It is possible that many workers have become so beaten down, especially following the Great Recession, that they have lowered their expectations to the point where they can accept this new relationship. But several lawsuits are revealing small but significant instances in which employers’ expectations are out of synch with the realities of using on-demand workers. Last year, FedEx drivers won an appeals court ruling that they are not independent contractors, because the employer requires them to wear company uniforms, drive company vehicles, and maintain company standards for grooming. A current lawsuit against Handy makes a similar argument, stating that the employer does not treat its workers as contractors because it requires them to adhere to strict guidelines on matters such as what clothes to wear, when to ring customers’ doorbells, when to listen to music, and how to use the bathroom. Still another lawsuit, this one also against Handy, happened when the company stopped using a contractor because she subcontracted the work to her sister.
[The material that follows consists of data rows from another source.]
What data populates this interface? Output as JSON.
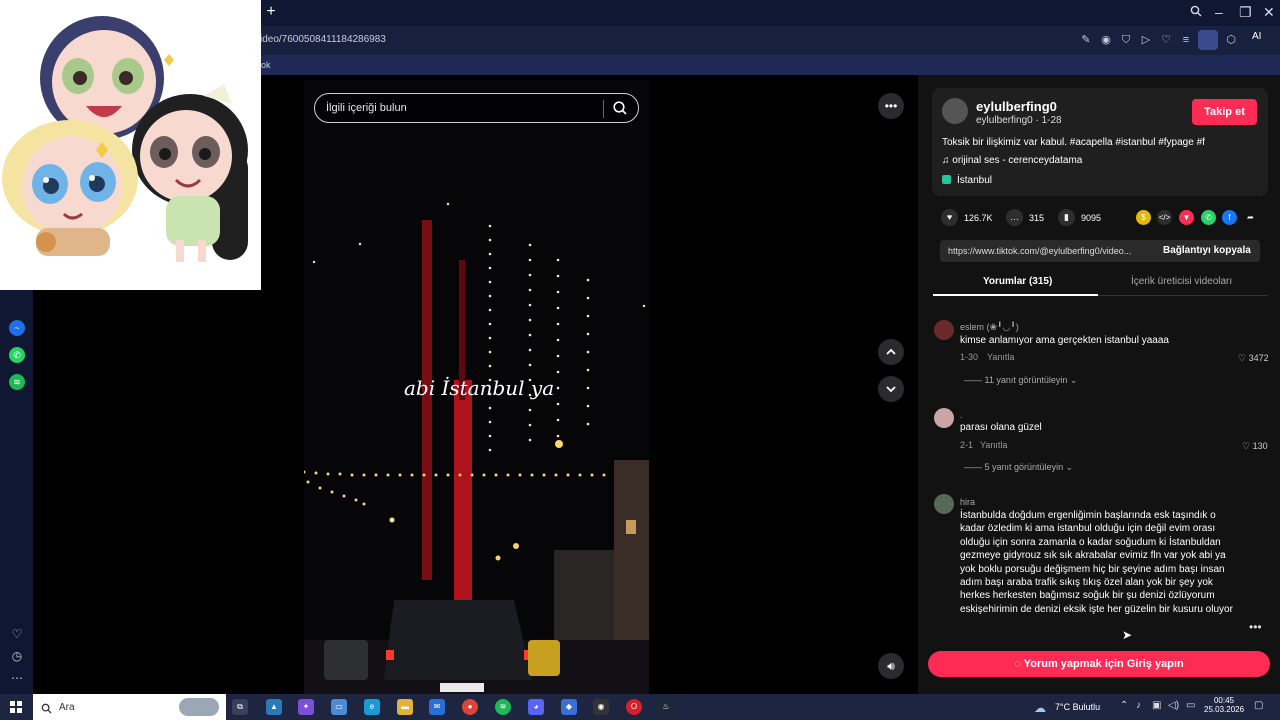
{
  "browser": {
    "url": "ideo/7600508411184286983",
    "bookmark_fragment": "ok",
    "ai_label": "AI"
  },
  "video": {
    "search_placeholder": "İlgili içeriği bulun",
    "overlay_text": "abi İstanbul ya"
  },
  "creator": {
    "username": "eylulberfing0",
    "handle_date": "eylulberfing0 · 1-28",
    "follow_label": "Takip et",
    "description": "Toksik bir ilişkimiz var kabul. #acapella #istanbul #fypage #f",
    "sound": "orijinal ses - cerenceydatama",
    "location": "İstanbul"
  },
  "stats": {
    "likes": "126.7K",
    "comments": "315",
    "saves": "9095"
  },
  "link": {
    "url": "https://www.tiktok.com/@eylulberfing0/video...",
    "copy_label": "Bağlantıyı kopyala"
  },
  "tabs": {
    "comments": "Yorumlar (315)",
    "creator_videos": "İçerik üreticisi videoları"
  },
  "comments": [
    {
      "user": "eslem (❀╹◡╹)",
      "text": "kimse anlamıyor ama gerçekten istanbul yaaaa",
      "date": "1-30",
      "reply": "Yanıtla",
      "likes": "3472",
      "more": "11 yanıt görüntüleyin"
    },
    {
      "user": ".",
      "text": "parası olana güzel",
      "date": "2-1",
      "reply": "Yanıtla",
      "likes": "130",
      "more": "5 yanıt görüntüleyin"
    },
    {
      "user": "hira",
      "text": "İstanbulda doğdum ergenliğimin başlarında esk taşındık o kadar özledim ki ama istanbul olduğu için değil evim orası olduğu için sonra zamanla o kadar soğudum ki İstanbuldan gezmeye gidyrouz sık sık akrabalar evimiz fln var yok abi ya yok boklu porsuğu değişmem hiç bir şeyine adım başı insan adım başı araba trafik sıkış tıkış özel alan yok bir şey yok herkes herkesten bağımsız soğuk bir şu denizi özlüyorum eskişehirimin de denizi eksik işte her güzelin bir kusuru oluyor"
    }
  ],
  "login_prompt": "Yorum yapmak için Giriş yapın",
  "taskbar": {
    "search_placeholder": "Ara",
    "weather": "7°C  Bulutlu",
    "time": "00:45",
    "date": "25.03.2026"
  },
  "colors": {
    "accent": "#fe2c55",
    "panel": "#121212",
    "chrome": "#0f1733"
  }
}
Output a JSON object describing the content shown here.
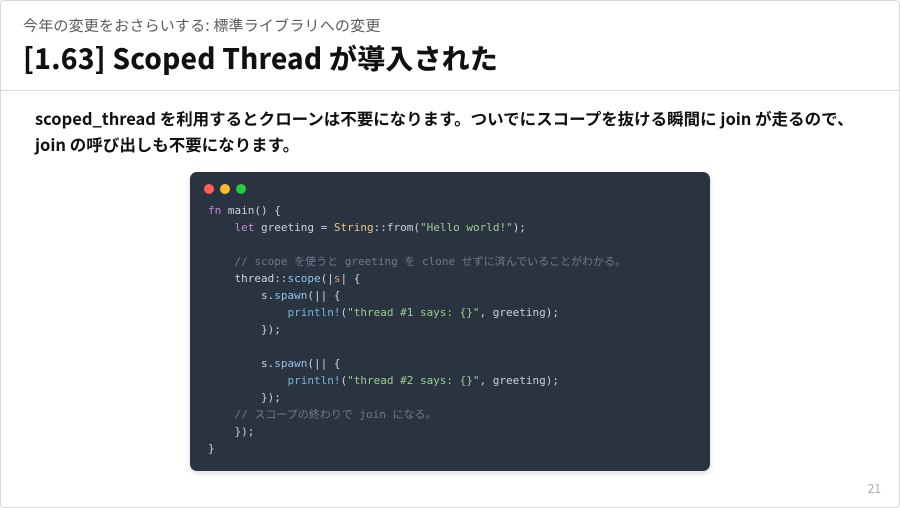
{
  "breadcrumb": "今年の変更をおさらいする: 標準ライブラリへの変更",
  "title": "[1.63] Scoped Thread が導入された",
  "description": "scoped_thread を利用するとクローンは不要になります。ついでにスコープを抜ける瞬間に join が走るので、join の呼び出しも不要になります。",
  "page_number": "21",
  "code": {
    "t01a": "fn",
    "t01b": " main() {",
    "t02a": "    ",
    "t02b": "let",
    "t02c": " greeting = ",
    "t02d": "String",
    "t02e": "::from(",
    "t02f": "\"Hello world!\"",
    "t02g": ");",
    "t03": "",
    "t04a": "    ",
    "t04b": "// scope を使うと greeting を clone せずに済んでいることがわかる。",
    "t05a": "    thread::",
    "t05b": "scope",
    "t05c": "(|",
    "t05d": "s",
    "t05e": "| {",
    "t06a": "        s.",
    "t06b": "spawn",
    "t06c": "(|| {",
    "t07a": "            ",
    "t07b": "println!",
    "t07c": "(",
    "t07d": "\"thread #1 says: {}\"",
    "t07e": ", greeting);",
    "t08": "        });",
    "t09": "",
    "t10a": "        s.",
    "t10b": "spawn",
    "t10c": "(|| {",
    "t11a": "            ",
    "t11b": "println!",
    "t11c": "(",
    "t11d": "\"thread #2 says: {}\"",
    "t11e": ", greeting);",
    "t12": "        });",
    "t13a": "    ",
    "t13b": "// スコープの終わりで join になる。",
    "t14": "    });",
    "t15": "}"
  }
}
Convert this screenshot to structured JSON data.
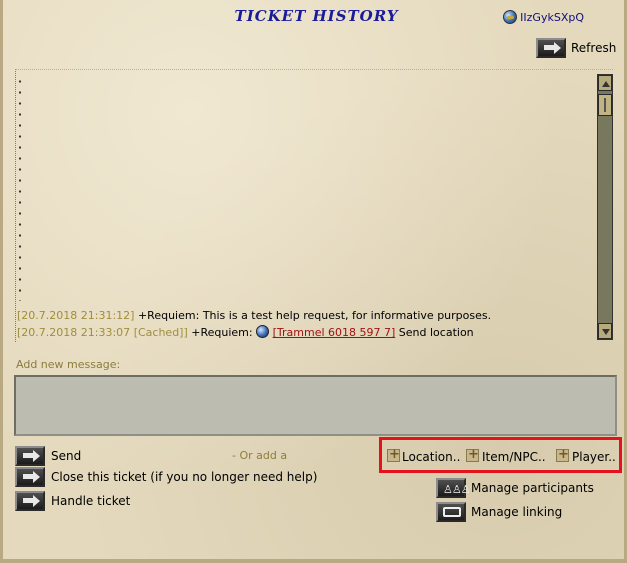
{
  "window": {
    "title": "TICKET HISTORY",
    "user": "IIzGykSXpQ"
  },
  "toolbar": {
    "refresh_label": "Refresh"
  },
  "history": {
    "messages": [
      {
        "timestamp": "[20.7.2018  21:31:12]",
        "cached": "",
        "author": "+Requiem:",
        "text": "This is a test help request, for informative purposes."
      },
      {
        "timestamp": "[20.7.2018  21:33:07",
        "cached": "[Cached]]",
        "author": "+Requiem:",
        "location": "[Trammel 6018 597 7]",
        "text": "Send location"
      }
    ]
  },
  "compose": {
    "label": "Add new message:",
    "value": ""
  },
  "actions": {
    "send": "Send",
    "close": "Close this ticket (if you no longer need help)",
    "handle": "Handle ticket",
    "or_add": "- Or add a",
    "location": "Location..",
    "item_npc": "Item/NPC..",
    "player": "Player..",
    "manage_participants": "Manage participants",
    "manage_linking": "Manage linking"
  },
  "colors": {
    "title": "#1a1a9c",
    "link": "#a01212",
    "timestamp": "#a08d3c",
    "highlight": "#e3131e"
  },
  "icons": [
    "globe-icon",
    "arrow-right-icon",
    "scroll-up-icon",
    "scroll-down-icon",
    "plus-icon",
    "participants-icon",
    "link-icon"
  ]
}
In the traditional employer-employee relationship, the worker’s expectations of good work conditions and a living wage were guaranteed by laws that governed workplace safety, minimum wage, overtime pay, Social Security payments, unemployment insurance, and the right to unionization. These laws mostly do not apply to on-demand work situations. On-demand workers may also face new kinds of liabilities. For example, when I was a full-time employee and drove from my office to a meeting at another site, my employer provided insurance coverage for the trip. Uber drivers, on the other hand, are insured by Uber only for the time when they have a passenger in their car; they are not covered when they drive to, from, or between assignments.
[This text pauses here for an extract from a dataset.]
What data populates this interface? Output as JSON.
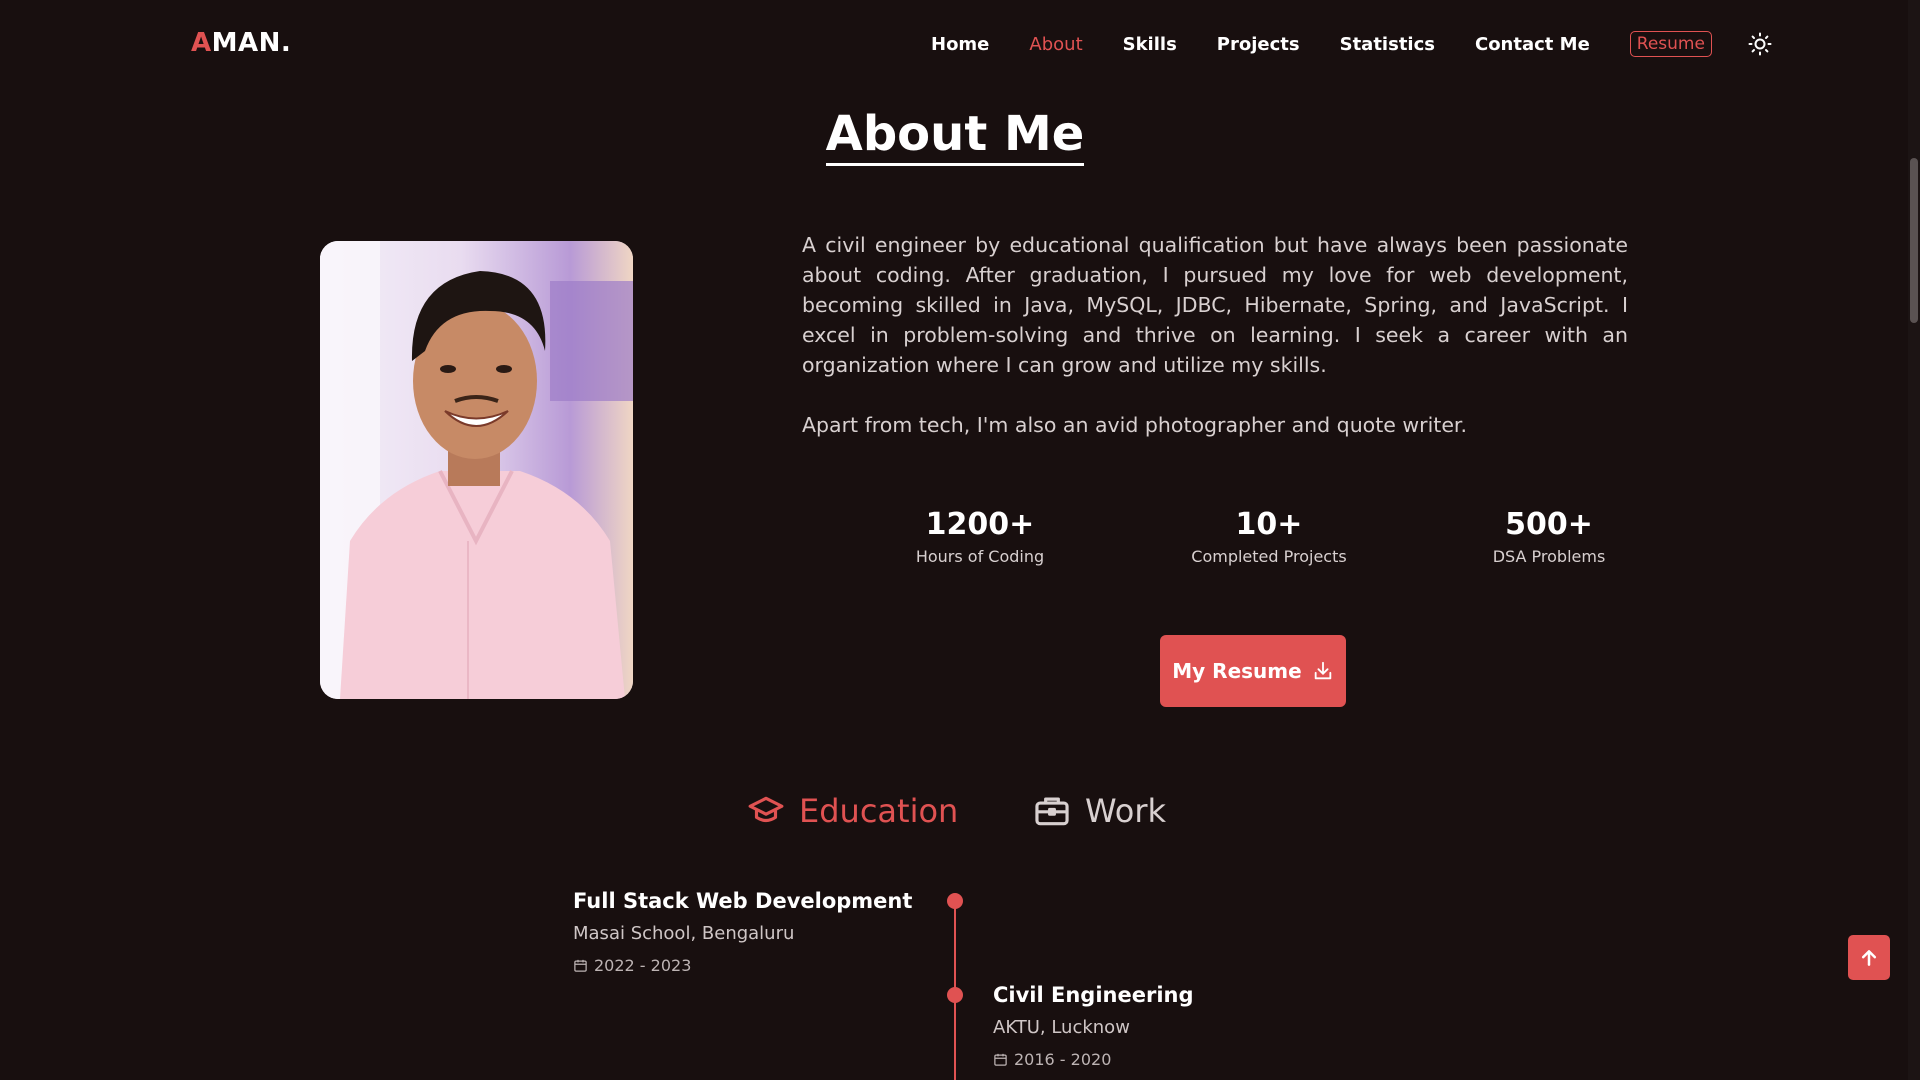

Perhaps what is needed is a new category of worker, “dependent contractor,” who would have some protections that independent contractors lack. A court in Canada ruled that this kind of worker has the right to reasonable notice of termination. Germany recognizes several rights for these workers.

Can the United States protect on-demand workers? I am pessimistic. The major constituencies that influence workplace policy are the corporations and the unions. Most corporations are not interested in making these concessions to workers, and few on-demand workers are union members.